A popular explanation for the stock market collapse of 1929 concerns the practice of borrowing money to buy stock. Many history texts blithely assert that a frenzied speculation in shares was fed by excessive "margin lending." But Marquette University economist Gene Smiley, in his 2002 book "Rethinking the Great Depression", explains why this is not a fruitful observation:
There was already a long history of margin lending on stock exchanges, and margin requirements — the share of the purchase price paid in cash — were no lower in the late twenties than in the early twenties or in previous decades. In fact, in the fall of 1928 margin requirements began to rise, and borrowers were required to pay a larger share of the purchase price of the stocks.
The margin lending argument doesn't hold much water. Mischief with the money and credit supply, however, is another story.
Most monetary economists, particularly those of the "Austrian School," have observed the close relationship between money supply and economic activity. When government inflates the money and credit supply, interest rates at first fall. Businesses invest this "easy money" in new production projects and a boom takes place in capital goods. As the boom matures, business costs rise, interest rates readjust upward, and profits are squeezed. The easy-money effects thus wear off and the monetary authorities, fearing price inflation, slow the growth of, or even contract, the money supply. In either case, the manipulation is enough to knock out the shaky supports from underneath the economic house of cards.
One prominent interpretation of the Federal Reserve System's actions prior to 1929 can be found in "America's Great Depression" by economist Murray Rothbard. Using a broad measure that includes currency, demand and time deposits, and other ingredients, he estimated that the Fed bloated the money supply by more than 60 percent from mid-1921 to mid-1929.; Rothbard argued that this expansion of money and credit drove interest rates down, pushed the stock market to dizzy heights, and gave birth to the "Roaring Twenties."
Reckless money and credit growth constituted what economist Benjamin M. Anderson called "the beginning of the New Deal" — the name for the better-known but highly interventionist policies that would come later under President Franklin Roosevelt. However, other scholars raise doubts that Fed action was as inflationary as Rothbard believed, pointing to relatively flat commodity and consumer prices in the 1920s as evidence that monetary policy was not so wildly irresponsible.

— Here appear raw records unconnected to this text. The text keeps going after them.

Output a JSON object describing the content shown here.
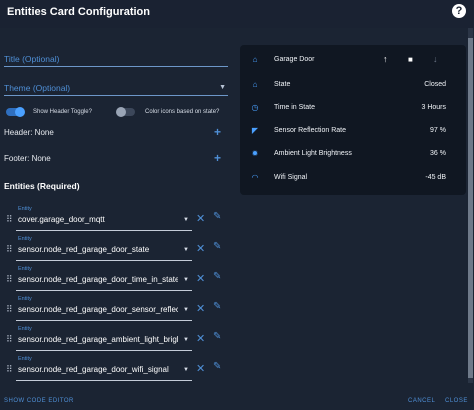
{
  "dialog": {
    "title": "Entities Card Configuration",
    "help_icon": "help-circle-icon"
  },
  "form": {
    "title_placeholder": "Title (Optional)",
    "theme_placeholder": "Theme (Optional)",
    "show_header_toggle_label": "Show Header Toggle?",
    "show_header_toggle_on": true,
    "state_color_label": "Color icons based on state?",
    "state_color_on": false,
    "header_label": "Header: None",
    "footer_label": "Footer: None",
    "entities_heading": "Entities (Required)"
  },
  "entities": [
    {
      "label": "Entity",
      "value": "cover.garage_door_mqtt"
    },
    {
      "label": "Entity",
      "value": "sensor.node_red_garage_door_state"
    },
    {
      "label": "Entity",
      "value": "sensor.node_red_garage_door_time_in_state"
    },
    {
      "label": "Entity",
      "value": "sensor.node_red_garage_door_sensor_reflec"
    },
    {
      "label": "Entity",
      "value": "sensor.node_red_garage_ambient_light_brigl"
    },
    {
      "label": "Entity",
      "value": "sensor.node_red_garage_door_wifi_signal"
    }
  ],
  "preview": {
    "rows": [
      {
        "name": "Garage Door",
        "value": "",
        "icon": "garage-icon"
      },
      {
        "name": "State",
        "value": "Closed",
        "icon": "garage-icon"
      },
      {
        "name": "Time in State",
        "value": "3 Hours",
        "icon": "timer-icon"
      },
      {
        "name": "Sensor Reflection Rate",
        "value": "97 %",
        "icon": "reflection-icon"
      },
      {
        "name": "Ambient Light Brightness",
        "value": "36 %",
        "icon": "brightness-icon"
      },
      {
        "name": "Wifi Signal",
        "value": "-45 dB",
        "icon": "wifi-icon"
      }
    ],
    "controls": {
      "up": "↑",
      "stop": "■",
      "down": "↓"
    }
  },
  "footer": {
    "show_code_editor": "SHOW CODE EDITOR",
    "cancel": "CANCEL",
    "close": "CLOSE"
  },
  "colors": {
    "accent": "#4f8fd6",
    "background": "#1b2433",
    "card": "#101722"
  }
}
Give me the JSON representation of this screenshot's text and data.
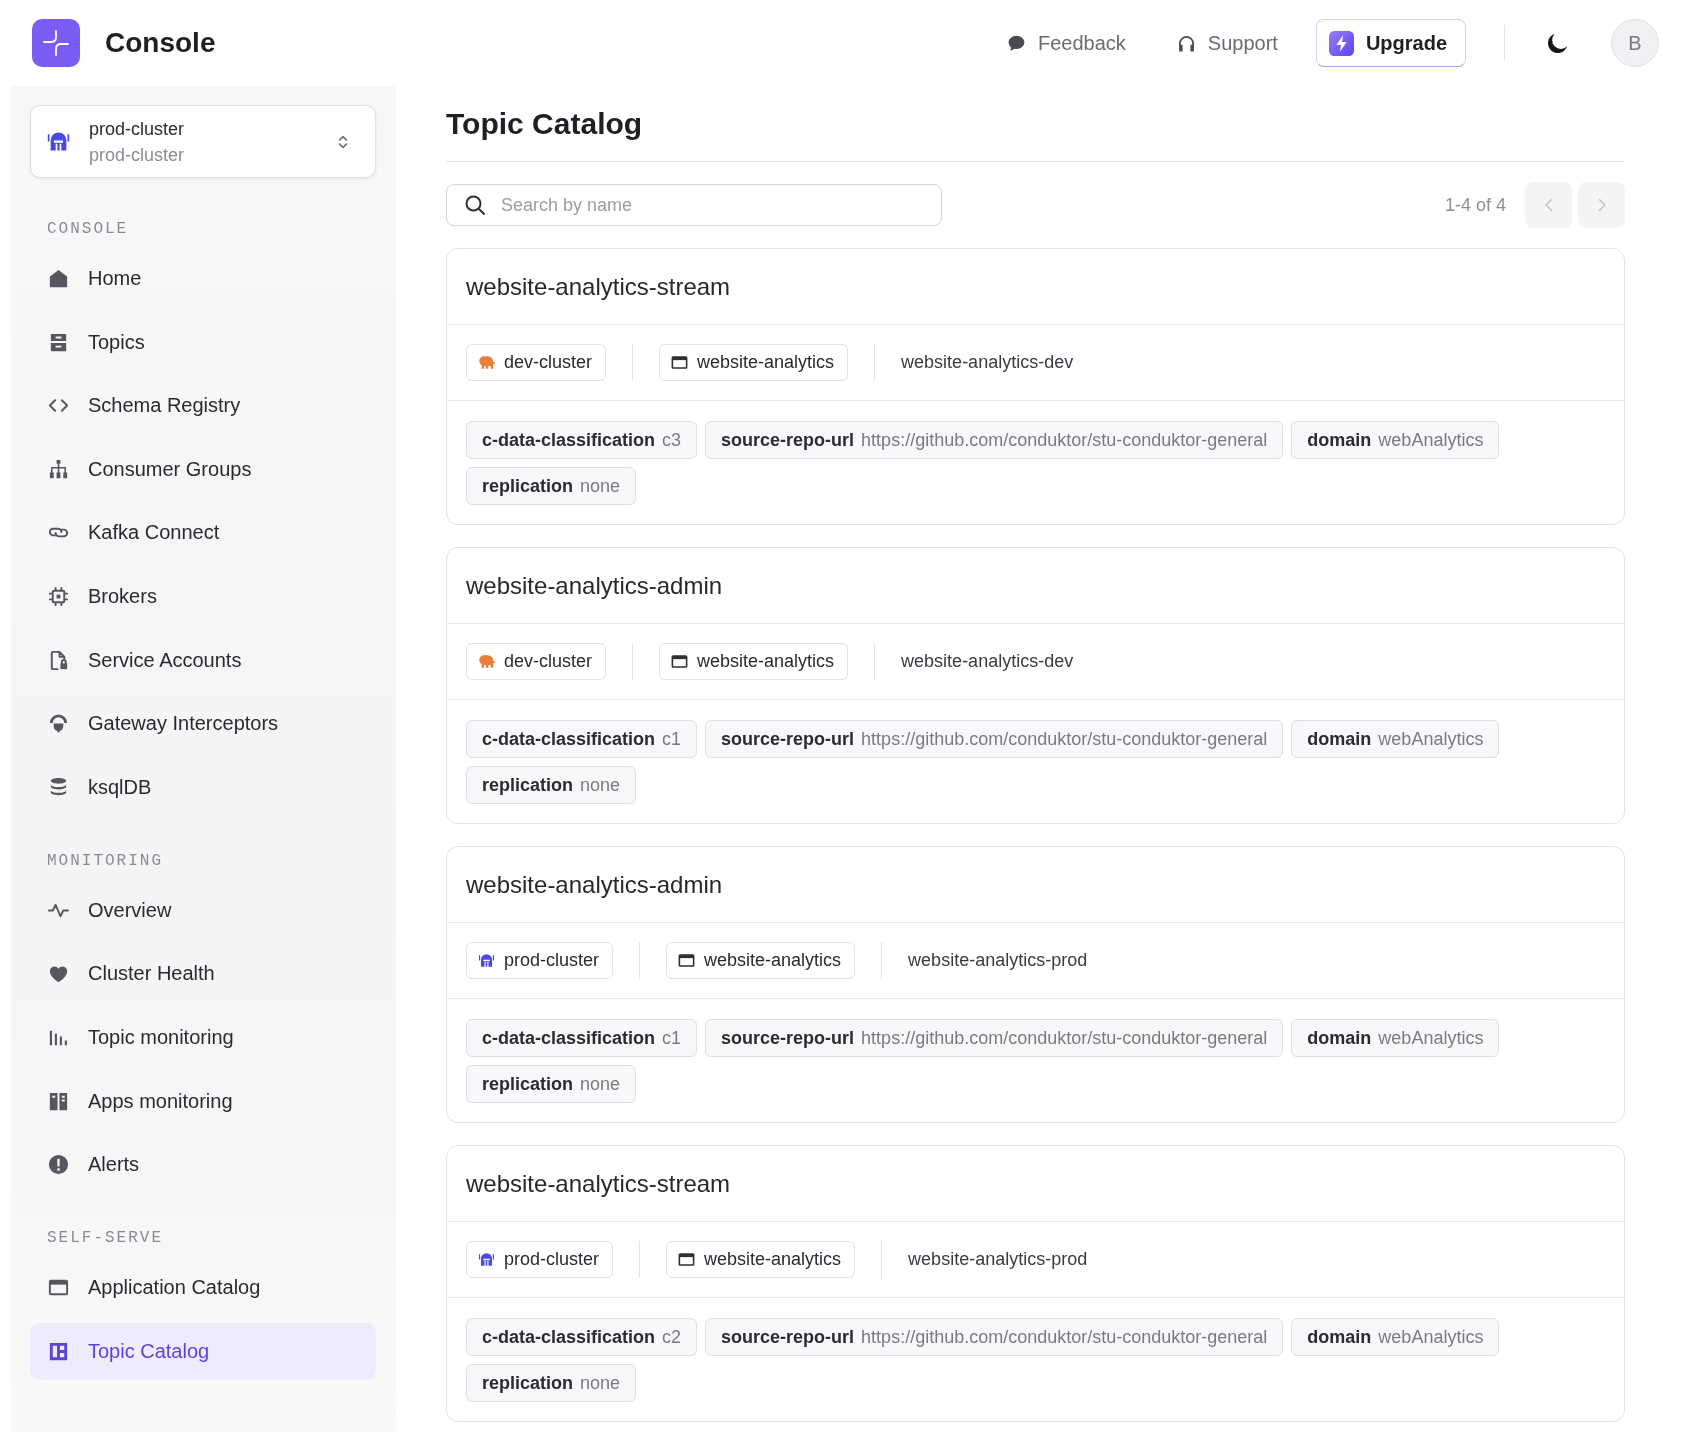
{
  "header": {
    "app_name": "Console",
    "links": [
      {
        "label": "Feedback"
      },
      {
        "label": "Support"
      }
    ],
    "upgrade": {
      "label": "Upgrade"
    },
    "avatar": {
      "initial": "B"
    }
  },
  "sidebar": {
    "cluster_selector": {
      "name": "prod-cluster",
      "subtitle": "prod-cluster",
      "kind": "helmet",
      "color": "#4b4ae0"
    },
    "sections": [
      {
        "title": "CONSOLE",
        "items": [
          {
            "label": "Home",
            "selected": false
          },
          {
            "label": "Topics",
            "selected": false
          },
          {
            "label": "Schema Registry",
            "selected": false
          },
          {
            "label": "Consumer Groups",
            "selected": false
          },
          {
            "label": "Kafka Connect",
            "selected": false
          },
          {
            "label": "Brokers",
            "selected": false
          },
          {
            "label": "Service Accounts",
            "selected": false
          },
          {
            "label": "Gateway Interceptors",
            "selected": false
          },
          {
            "label": "ksqlDB",
            "selected": false
          }
        ]
      },
      {
        "title": "MONITORING",
        "items": [
          {
            "label": "Overview",
            "selected": false
          },
          {
            "label": "Cluster Health",
            "selected": false
          },
          {
            "label": "Topic monitoring",
            "selected": false
          },
          {
            "label": "Apps monitoring",
            "selected": false
          },
          {
            "label": "Alerts",
            "selected": false
          }
        ]
      },
      {
        "title": "SELF-SERVE",
        "items": [
          {
            "label": "Application Catalog",
            "selected": false
          },
          {
            "label": "Topic Catalog",
            "selected": true
          }
        ]
      }
    ]
  },
  "page": {
    "title": "Topic Catalog",
    "search": {
      "placeholder": "Search by name"
    },
    "pagination": {
      "range": "1-4 of 4",
      "buttons": [
        {
          "kind": "prev",
          "disabled": true
        },
        {
          "kind": "next",
          "disabled": true
        }
      ]
    }
  },
  "topics": [
    {
      "name": "website-analytics-stream",
      "cluster": {
        "label": "dev-cluster",
        "kind": "elephant",
        "color": "#e8803a"
      },
      "application": "website-analytics",
      "instance": "website-analytics-dev",
      "tags": [
        {
          "key": "c-data-classification",
          "value": "c3"
        },
        {
          "key": "source-repo-url",
          "value": "https://github.com/conduktor/stu-conduktor-general"
        },
        {
          "key": "domain",
          "value": "webAnalytics"
        },
        {
          "key": "replication",
          "value": "none"
        }
      ]
    },
    {
      "name": "website-analytics-admin",
      "cluster": {
        "label": "dev-cluster",
        "kind": "elephant",
        "color": "#e8803a"
      },
      "application": "website-analytics",
      "instance": "website-analytics-dev",
      "tags": [
        {
          "key": "c-data-classification",
          "value": "c1"
        },
        {
          "key": "source-repo-url",
          "value": "https://github.com/conduktor/stu-conduktor-general"
        },
        {
          "key": "domain",
          "value": "webAnalytics"
        },
        {
          "key": "replication",
          "value": "none"
        }
      ]
    },
    {
      "name": "website-analytics-admin",
      "cluster": {
        "label": "prod-cluster",
        "kind": "helmet",
        "color": "#4b4ae0"
      },
      "application": "website-analytics",
      "instance": "website-analytics-prod",
      "tags": [
        {
          "key": "c-data-classification",
          "value": "c1"
        },
        {
          "key": "source-repo-url",
          "value": "https://github.com/conduktor/stu-conduktor-general"
        },
        {
          "key": "domain",
          "value": "webAnalytics"
        },
        {
          "key": "replication",
          "value": "none"
        }
      ]
    },
    {
      "name": "website-analytics-stream",
      "cluster": {
        "label": "prod-cluster",
        "kind": "helmet",
        "color": "#4b4ae0"
      },
      "application": "website-analytics",
      "instance": "website-analytics-prod",
      "tags": [
        {
          "key": "c-data-classification",
          "value": "c2"
        },
        {
          "key": "source-repo-url",
          "value": "https://github.com/conduktor/stu-conduktor-general"
        },
        {
          "key": "domain",
          "value": "webAnalytics"
        },
        {
          "key": "replication",
          "value": "none"
        }
      ]
    }
  ]
}
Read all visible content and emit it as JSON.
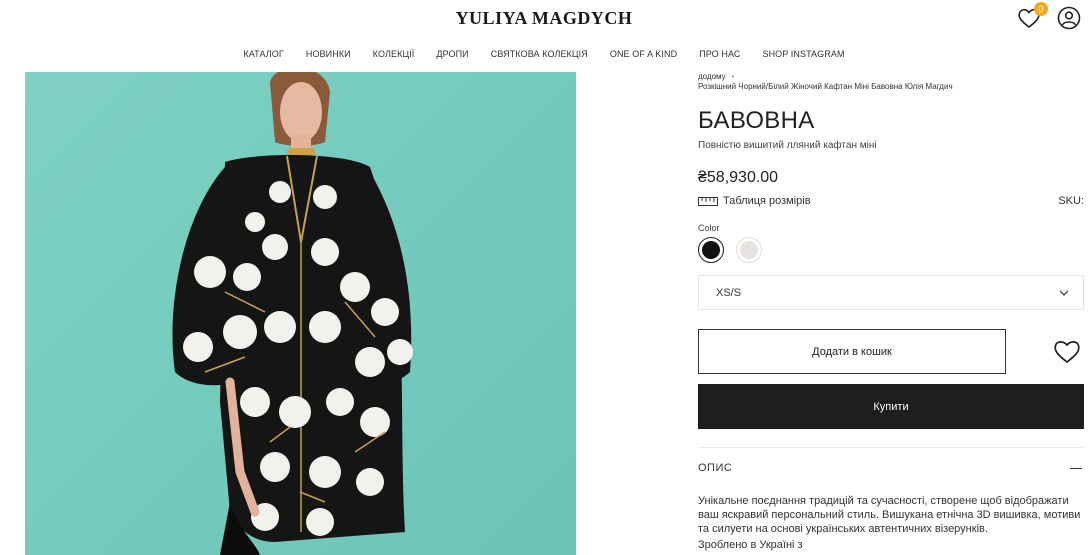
{
  "header": {
    "logo": "YULIYA MAGDYCH",
    "wishlist_count": "0",
    "icons": [
      "heart-icon",
      "user-icon"
    ]
  },
  "nav": {
    "items": [
      "КАТАЛОГ",
      "НОВИНКИ",
      "КОЛЕКЦІЇ",
      "ДРОПИ",
      "СВЯТКОВА КОЛЕКЦІЯ",
      "ONE OF A KIND",
      "ПРО НАС",
      "SHOP INSTAGRAM"
    ]
  },
  "breadcrumb": {
    "home": "додому",
    "current": "Розкішний Чорний/Білий Жіночий Кафтан Міні Бавовна Юлія Магдич"
  },
  "product": {
    "title": "БАВОВНА",
    "subtitle": "Повністю вишитий лляний кафтан міні",
    "price": "₴58,930.00",
    "size_table_label": "Таблиця розмірів",
    "sku_label": "SKU:",
    "color_label": "Color",
    "colors": [
      {
        "name": "black",
        "hex": "#111111"
      },
      {
        "name": "white",
        "hex": "#e6e3df"
      }
    ],
    "selected_size": "XS/S",
    "add_to_cart": "Додати в кошик",
    "buy": "Купити",
    "description_title": "ОПИС",
    "description": "Унікальне поєднання традицій та сучасності, створене щоб відображати ваш яскравий персональний стиль. Вишукана етнічна 3D вишивка, мотиви та силуети на основі українських автентичних візерунків.",
    "made_in": "Зроблено в Україні з"
  },
  "colors": {
    "accent_badge": "#f4a81d",
    "image_background": "#74cbbd",
    "buy_button": "#1e1e1e"
  }
}
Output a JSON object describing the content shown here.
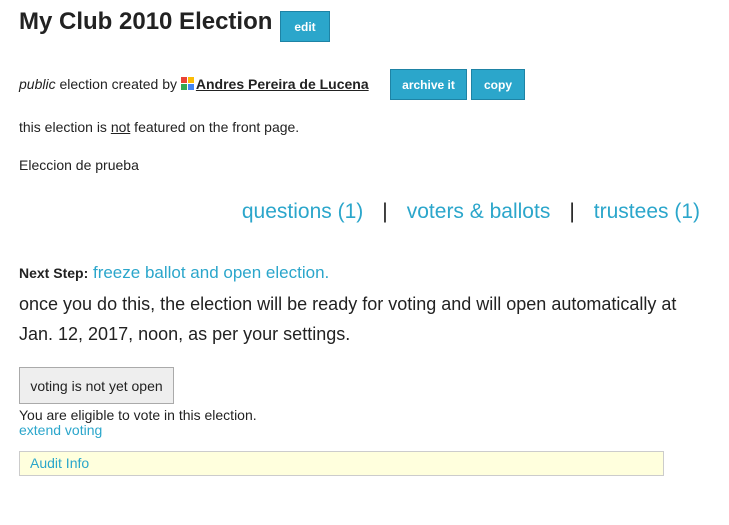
{
  "election": {
    "title": "My Club 2010 Election",
    "edit_label": "edit",
    "visibility": "public",
    "created_by_text": " election created by ",
    "creator_name": "Andres Pereira de Lucena",
    "creator_icon": "google-icon",
    "archive_label": "archive it",
    "copy_label": "copy",
    "featured_prefix": "this election is ",
    "featured_not": "not",
    "featured_suffix": " featured on the front page.",
    "description": "Eleccion de prueba"
  },
  "nav": {
    "questions": "questions (1)",
    "separator": "|",
    "voters": "voters & ballots",
    "trustees": "trustees (1)"
  },
  "next_step": {
    "label": "Next Step:",
    "link": "freeze ballot and open election.",
    "explanation": "once you do this, the election will be ready for voting and will open automatically at Jan. 12, 2017, noon, as per your settings."
  },
  "voting": {
    "status": "voting is not yet open",
    "eligible": "You are eligible to vote in this election.",
    "extend": "extend voting"
  },
  "audit": {
    "label": "Audit Info"
  },
  "colors": {
    "accent": "#2ba6cb",
    "audit_bg": "#ffffdd"
  }
}
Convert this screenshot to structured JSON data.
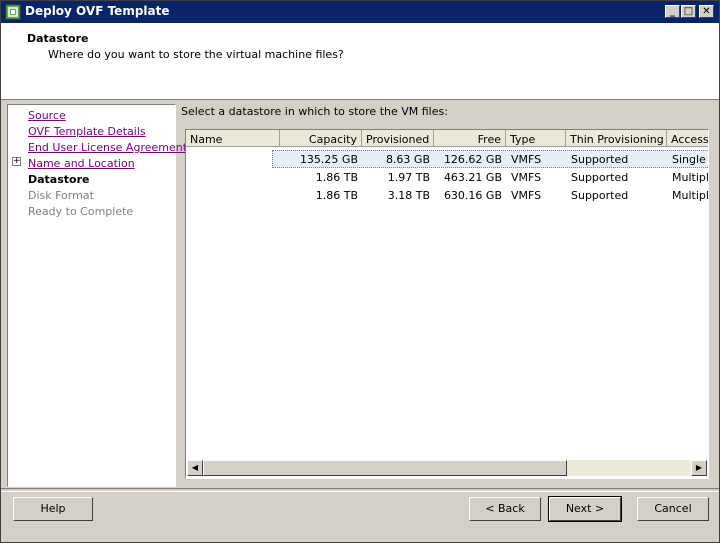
{
  "window": {
    "title": "Deploy OVF Template",
    "minimize_label": "_",
    "maximize_label": "□",
    "close_label": "✕"
  },
  "header": {
    "title": "Datastore",
    "subtitle": "Where do you want to store the virtual machine files?"
  },
  "steps": [
    {
      "label": "Source",
      "state": "link"
    },
    {
      "label": "OVF Template Details",
      "state": "link"
    },
    {
      "label": "End User License Agreement",
      "state": "link"
    },
    {
      "label": "Name and Location",
      "state": "link"
    },
    {
      "label": "Datastore",
      "state": "active"
    },
    {
      "label": "Disk Format",
      "state": "disabled"
    },
    {
      "label": "Ready to Complete",
      "state": "disabled"
    }
  ],
  "prompt": "Select a datastore in which to store the VM files:",
  "table": {
    "columns": [
      "Name",
      "Capacity",
      "Provisioned",
      "Free",
      "Type",
      "Thin Provisioning",
      "Access"
    ],
    "rows": [
      {
        "name": "",
        "capacity": "135.25 GB",
        "provisioned": "8.63 GB",
        "free": "126.62 GB",
        "type": "VMFS",
        "thin": "Supported",
        "access": "Single h"
      },
      {
        "name": "",
        "capacity": "1.86 TB",
        "provisioned": "1.97 TB",
        "free": "463.21 GB",
        "type": "VMFS",
        "thin": "Supported",
        "access": "Multiple"
      },
      {
        "name": "",
        "capacity": "1.86 TB",
        "provisioned": "3.18 TB",
        "free": "630.16 GB",
        "type": "VMFS",
        "thin": "Supported",
        "access": "Multiple"
      }
    ]
  },
  "scroll": {
    "left_icon": "◀",
    "right_icon": "▶"
  },
  "buttons": {
    "help": "Help",
    "back": "< Back",
    "next": "Next >",
    "cancel": "Cancel"
  },
  "icons": {
    "app": "vsphere-app-icon",
    "expand": "plus-expand-icon"
  },
  "colors": {
    "titlebar": "#0a246a",
    "selected_row": "#e8eef6",
    "link_visited": "#800080"
  }
}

Substantial cuts in high marginal income tax rates in the Coolidge years certainly helped the economy and may have ameliorated the price effect of Fed policy. Tax reductions spurred investment and real economic growth, which in turn yielded a burst of technological advancement and entrepreneurial discoveries of cheaper ways to produce goods. This explosion in productivity undoubtedly helped to keep prices lower than they would have otherwise been.
Regarding Fed policy, free-market economists who differ on the extent of the Fed's monetary expansion of the early and mid-1920s are of one view about what happened next: The central bank presided over a dramatic contraction of the money supply that began late in the decade. The federal government's responses to the resulting recession took a bad situation and made it far, far worse.